Distracting Driving and What The NHTSA Recommends

Written By, Harley R


Maybe you are sitting slow traffic and you here your phone ring, you are bored and figure traffic is pretty much as a stop, so why not see who that call or text is from? Why not answer it? It will only take a second and you’re bored anyway… it can be tough to ignore your phone when you are driving, but don’t do it.

With the growth of technology and smartphone capabilities, there has been an increase in accidents caused by distracted driving. From 2014 to 2015, there was an increase of 15.54 percent in fatal accidents and an increase of 8.77 percent of traffic accidents in Florida. That’s not just a slight increase. Texting, social media, emailing, and GPS navigation have all impacted many drivers’ ability to focus on the road.

With the increase of accidents, the National Highway Traffic Safety Administration (NHTSA) published new voluntary guidelines aimed at smartphone device makers and app developers. The NHTSA hopes that developers and makers adapt these guidelines and that the changes will help to curb the number of smartphone-related accidents.

One of the NHTSA’s recommendations is that all smartphone manufacturers design smartphones to integrate with in-car systems that can be accessed via the car’s interface.
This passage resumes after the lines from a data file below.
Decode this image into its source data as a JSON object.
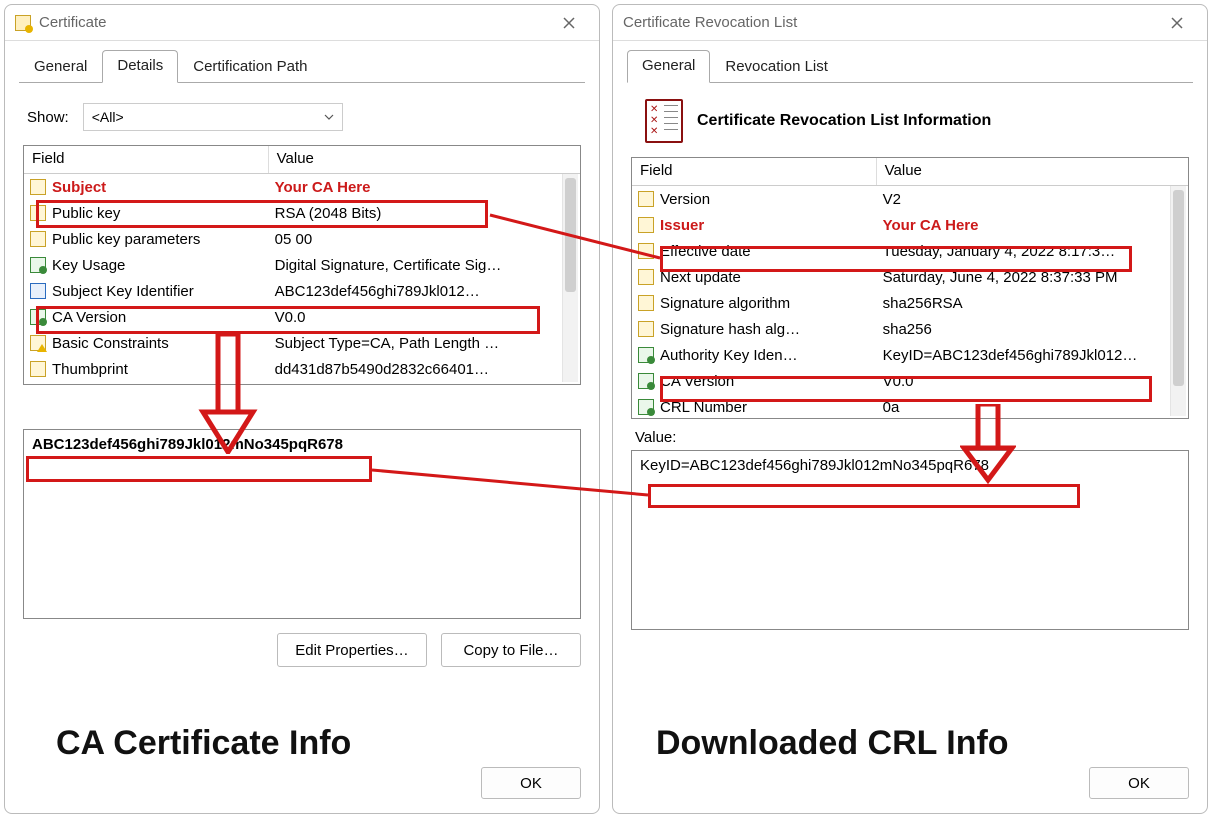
{
  "left": {
    "title": "Certificate",
    "tabs": [
      "General",
      "Details",
      "Certification Path"
    ],
    "active_tab": "Details",
    "show_label": "Show:",
    "show_value": "<All>",
    "headers": {
      "field": "Field",
      "value": "Value"
    },
    "rows": [
      {
        "icon": "ficon",
        "field": "Subject",
        "value": "Your CA Here",
        "red": true
      },
      {
        "icon": "ficon",
        "field": "Public key",
        "value": "RSA (2048 Bits)"
      },
      {
        "icon": "ficon",
        "field": "Public key parameters",
        "value": "05 00"
      },
      {
        "icon": "green",
        "field": "Key Usage",
        "value": "Digital Signature, Certificate Sig…"
      },
      {
        "icon": "blue",
        "field": "Subject Key Identifier",
        "value": "ABC123def456ghi789Jkl012…"
      },
      {
        "icon": "green",
        "field": "CA Version",
        "value": "V0.0"
      },
      {
        "icon": "warn",
        "field": "Basic Constraints",
        "value": "Subject Type=CA, Path Length …"
      },
      {
        "icon": "ficon",
        "field": "Thumbprint",
        "value": "dd431d87b5490d2832c66401…"
      }
    ],
    "detail_value": "ABC123def456ghi789Jkl012mNo345pqR678",
    "buttons": {
      "edit": "Edit Properties…",
      "copy": "Copy to File…"
    },
    "ok": "OK",
    "caption": "CA Certificate Info"
  },
  "right": {
    "title": "Certificate Revocation List",
    "tabs": [
      "General",
      "Revocation List"
    ],
    "active_tab": "General",
    "info_heading": "Certificate Revocation List Information",
    "headers": {
      "field": "Field",
      "value": "Value"
    },
    "rows": [
      {
        "icon": "ficon",
        "field": "Version",
        "value": "V2"
      },
      {
        "icon": "ficon",
        "field": "Issuer",
        "value": "Your CA Here",
        "red": true
      },
      {
        "icon": "ficon",
        "field": "Effective date",
        "value": "Tuesday, January 4, 2022 8:17:3…"
      },
      {
        "icon": "ficon",
        "field": "Next update",
        "value": "Saturday, June 4, 2022 8:37:33 PM"
      },
      {
        "icon": "ficon",
        "field": "Signature algorithm",
        "value": "sha256RSA"
      },
      {
        "icon": "ficon",
        "field": "Signature hash alg…",
        "value": "sha256"
      },
      {
        "icon": "green",
        "field": "Authority Key Iden…",
        "value": "KeyID=ABC123def456ghi789Jkl012…"
      },
      {
        "icon": "green",
        "field": "CA Version",
        "value": "V0.0"
      },
      {
        "icon": "green",
        "field": "CRL Number",
        "value": "0a"
      }
    ],
    "value_label": "Value:",
    "detail_value": "KeyID=ABC123def456ghi789Jkl012mNo345pqR678",
    "ok": "OK",
    "caption": "Downloaded CRL Info"
  }
}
That way if a driver wants to respond to a text, make a call or use navigation, they can do so by speaking to the system rather than take their hands off the steering wheel and eyes off the road.  

Another NHTSA recommendation is for smartphones to disable certain functions when paired with a vehicle or have at least have a “driver mode” option that limits more demanding functions.

Of course, these are just recommendations and smartphone developers and designers do not have to follow them because phone and communications guidelines are outside of the scope of authority of the NHTSA.

There were a few different reactions to the NHTSA’s recommendations. The Alliance of Automobile Manufacturers seemed willing to consider certain guidelines and modifications, while a representative of the consumer electronics industry found the recommendations “disturbing.”

It’s a thin line. If the number of smartphone and distracted accidents continues to increase, could the NHTSA set tighter regulations that are outside of a smartphone makers world? For instance, since the NHTSA can regulate car safety requirements, could they require car makers to create systems that prevent phone and internet signals when the car is not in park? Or could states pass laws like the laws on alcohol and open containers which would require phones to be kept in the trunk during driving? Probably not. But maybe it’s not a bad idea for both parties to work together on this.

We are interested to hear your opinions on the NHTSA’s proposed guidelines. Feel free to share them with use via Facebook. If you are looking to be a safer driver and need a vehicle with a hands free system to help you look at the road and not your phone, check out NowCar! Find the perfect car with all the features you could want and need.